◆ WHAT IS REQUIRED: The expected output is the data itself, duplicated in full.

[Element data from apps and pages]
╔══
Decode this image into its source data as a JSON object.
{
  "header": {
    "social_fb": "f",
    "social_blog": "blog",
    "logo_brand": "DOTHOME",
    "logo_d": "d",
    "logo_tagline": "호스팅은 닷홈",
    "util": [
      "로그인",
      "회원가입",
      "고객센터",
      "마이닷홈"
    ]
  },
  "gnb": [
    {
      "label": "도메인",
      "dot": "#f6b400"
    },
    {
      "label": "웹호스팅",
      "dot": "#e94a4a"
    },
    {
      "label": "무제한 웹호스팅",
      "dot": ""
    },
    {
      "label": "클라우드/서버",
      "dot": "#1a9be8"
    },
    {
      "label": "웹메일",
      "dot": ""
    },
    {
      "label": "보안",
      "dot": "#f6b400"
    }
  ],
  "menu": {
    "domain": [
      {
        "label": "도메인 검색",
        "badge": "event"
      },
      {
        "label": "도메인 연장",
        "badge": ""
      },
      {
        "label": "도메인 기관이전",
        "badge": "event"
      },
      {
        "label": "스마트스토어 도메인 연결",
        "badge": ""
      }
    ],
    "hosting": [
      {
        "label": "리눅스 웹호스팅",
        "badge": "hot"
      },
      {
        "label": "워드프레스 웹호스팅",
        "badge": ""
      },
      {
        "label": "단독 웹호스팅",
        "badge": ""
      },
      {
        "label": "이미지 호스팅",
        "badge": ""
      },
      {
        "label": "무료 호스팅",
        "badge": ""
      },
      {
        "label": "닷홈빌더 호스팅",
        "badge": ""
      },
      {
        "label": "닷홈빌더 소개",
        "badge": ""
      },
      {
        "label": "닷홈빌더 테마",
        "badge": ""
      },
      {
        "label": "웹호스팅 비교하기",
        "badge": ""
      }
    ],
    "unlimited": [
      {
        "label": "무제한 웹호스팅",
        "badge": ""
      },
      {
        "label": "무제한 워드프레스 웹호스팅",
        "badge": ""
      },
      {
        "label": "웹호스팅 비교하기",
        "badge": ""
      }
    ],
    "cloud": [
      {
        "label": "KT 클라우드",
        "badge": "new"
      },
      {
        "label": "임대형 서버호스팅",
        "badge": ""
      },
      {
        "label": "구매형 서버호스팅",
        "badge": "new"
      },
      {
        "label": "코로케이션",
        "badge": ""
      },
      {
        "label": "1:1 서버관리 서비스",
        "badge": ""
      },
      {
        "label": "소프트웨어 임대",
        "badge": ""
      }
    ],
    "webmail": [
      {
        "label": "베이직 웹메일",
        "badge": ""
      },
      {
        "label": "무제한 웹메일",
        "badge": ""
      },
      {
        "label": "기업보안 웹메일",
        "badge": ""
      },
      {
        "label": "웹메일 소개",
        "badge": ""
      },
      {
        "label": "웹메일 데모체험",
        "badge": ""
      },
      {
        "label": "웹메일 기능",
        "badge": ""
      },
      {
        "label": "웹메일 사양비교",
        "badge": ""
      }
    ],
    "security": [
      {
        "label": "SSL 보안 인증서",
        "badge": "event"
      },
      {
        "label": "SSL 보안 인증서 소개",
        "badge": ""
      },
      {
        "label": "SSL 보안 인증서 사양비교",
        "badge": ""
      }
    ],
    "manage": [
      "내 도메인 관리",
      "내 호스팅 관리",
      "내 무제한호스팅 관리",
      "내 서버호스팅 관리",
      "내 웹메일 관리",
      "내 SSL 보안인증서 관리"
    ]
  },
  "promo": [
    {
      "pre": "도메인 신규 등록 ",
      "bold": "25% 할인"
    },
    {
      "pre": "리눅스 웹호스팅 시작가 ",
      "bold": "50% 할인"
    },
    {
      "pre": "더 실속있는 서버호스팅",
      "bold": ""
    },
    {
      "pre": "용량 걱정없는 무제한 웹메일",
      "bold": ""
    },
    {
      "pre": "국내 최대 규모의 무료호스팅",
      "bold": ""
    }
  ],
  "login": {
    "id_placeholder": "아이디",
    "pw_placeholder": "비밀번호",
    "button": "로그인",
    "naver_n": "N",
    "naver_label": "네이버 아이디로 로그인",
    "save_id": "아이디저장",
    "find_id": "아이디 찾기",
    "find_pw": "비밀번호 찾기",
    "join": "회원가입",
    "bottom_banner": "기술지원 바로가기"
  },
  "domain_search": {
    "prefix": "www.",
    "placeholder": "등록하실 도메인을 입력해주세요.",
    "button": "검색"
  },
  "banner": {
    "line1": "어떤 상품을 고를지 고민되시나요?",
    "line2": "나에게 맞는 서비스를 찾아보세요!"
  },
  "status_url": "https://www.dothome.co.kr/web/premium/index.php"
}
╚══
◆ EXPECTED ANSWER:
Decode this image into its source data as a JSON object.
{
  "header": {
    "social_fb": "f",
    "social_blog": "blog",
    "logo_brand": "DOTHOME",
    "logo_d": "d",
    "logo_tagline": "호스팅은 닷홈",
    "util": [
      "로그인",
      "회원가입",
      "고객센터",
      "마이닷홈"
    ]
  },
  "gnb": [
    {
      "label": "도메인",
      "dot": "#f6b400"
    },
    {
      "label": "웹호스팅",
      "dot": "#e94a4a"
    },
    {
      "label": "무제한 웹호스팅",
      "dot": ""
    },
    {
      "label": "클라우드/서버",
      "dot": "#1a9be8"
    },
    {
      "label": "웹메일",
      "dot": ""
    },
    {
      "label": "보안",
      "dot": "#f6b400"
    }
  ],
  "menu": {
    "domain": [
      {
        "label": "도메인 검색",
        "badge": "event"
      },
      {
        "label": "도메인 연장",
        "badge": ""
      },
      {
        "label": "도메인 기관이전",
        "badge": "event"
      },
      {
        "label": "스마트스토어 도메인 연결",
        "badge": ""
      }
    ],
    "hosting": [
      {
        "label": "리눅스 웹호스팅",
        "badge": "hot"
      },
      {
        "label": "워드프레스 웹호스팅",
        "badge": ""
      },
      {
        "label": "단독 웹호스팅",
        "badge": ""
      },
      {
        "label": "이미지 호스팅",
        "badge": ""
      },
      {
        "label": "무료 호스팅",
        "badge": ""
      },
      {
        "label": "닷홈빌더 호스팅",
        "badge": ""
      },
      {
        "label": "닷홈빌더 소개",
        "badge": ""
      },
      {
        "label": "닷홈빌더 테마",
        "badge": ""
      },
      {
        "label": "웹호스팅 비교하기",
        "badge": ""
      }
    ],
    "unlimited": [
      {
        "label": "무제한 웹호스팅",
        "badge": ""
      },
      {
        "label": "무제한 워드프레스 웹호스팅",
        "badge": ""
      },
      {
        "label": "웹호스팅 비교하기",
        "badge": ""
      }
    ],
    "cloud": [
      {
        "label": "KT 클라우드",
        "badge": "new"
      },
      {
        "label": "임대형 서버호스팅",
        "badge": ""
      },
      {
        "label": "구매형 서버호스팅",
        "badge": "new"
      },
      {
        "label": "코로케이션",
        "badge": ""
      },
      {
        "label": "1:1 서버관리 서비스",
        "badge": ""
      },
      {
        "label": "소프트웨어 임대",
        "badge": ""
      }
    ],
    "webmail": [
      {
        "label": "베이직 웹메일",
        "badge": ""
      },
      {
        "label": "무제한 웹메일",
        "badge": ""
      },
      {
        "label": "기업보안 웹메일",
        "badge": ""
      },
      {
        "label": "웹메일 소개",
        "badge": ""
      },
      {
        "label": "웹메일 데모체험",
        "badge": ""
      },
      {
        "label": "웹메일 기능",
        "badge": ""
      },
      {
        "label": "웹메일 사양비교",
        "badge": ""
      }
    ],
    "security": [
      {
        "label": "SSL 보안 인증서",
        "badge": "event"
      },
      {
        "label": "SSL 보안 인증서 소개",
        "badge": ""
      },
      {
        "label": "SSL 보안 인증서 사양비교",
        "badge": ""
      }
    ],
    "manage": [
      "내 도메인 관리",
      "내 호스팅 관리",
      "내 무제한호스팅 관리",
      "내 서버호스팅 관리",
      "내 웹메일 관리",
      "내 SSL 보안인증서 관리"
    ]
  },
  "promo": [
    {
      "pre": "도메인 신규 등록 ",
      "bold": "25% 할인"
    },
    {
      "pre": "리눅스 웹호스팅 시작가 ",
      "bold": "50% 할인"
    },
    {
      "pre": "더 실속있는 서버호스팅",
      "bold": ""
    },
    {
      "pre": "용량 걱정없는 무제한 웹메일",
      "bold": ""
    },
    {
      "pre": "국내 최대 규모의 무료호스팅",
      "bold": ""
    }
  ],
  "login": {
    "id_placeholder": "아이디",
    "pw_placeholder": "비밀번호",
    "button": "로그인",
    "naver_n": "N",
    "naver_label": "네이버 아이디로 로그인",
    "save_id": "아이디저장",
    "find_id": "아이디 찾기",
    "find_pw": "비밀번호 찾기",
    "join": "회원가입",
    "bottom_banner": "기술지원 바로가기"
  },
  "domain_search": {
    "prefix": "www.",
    "placeholder": "등록하실 도메인을 입력해주세요.",
    "button": "검색"
  },
  "banner": {
    "line1": "어떤 상품을 고를지 고민되시나요?",
    "line2": "나에게 맞는 서비스를 찾아보세요!"
  },
  "status_url": "https://www.dothome.co.kr/web/premium/index.php"
}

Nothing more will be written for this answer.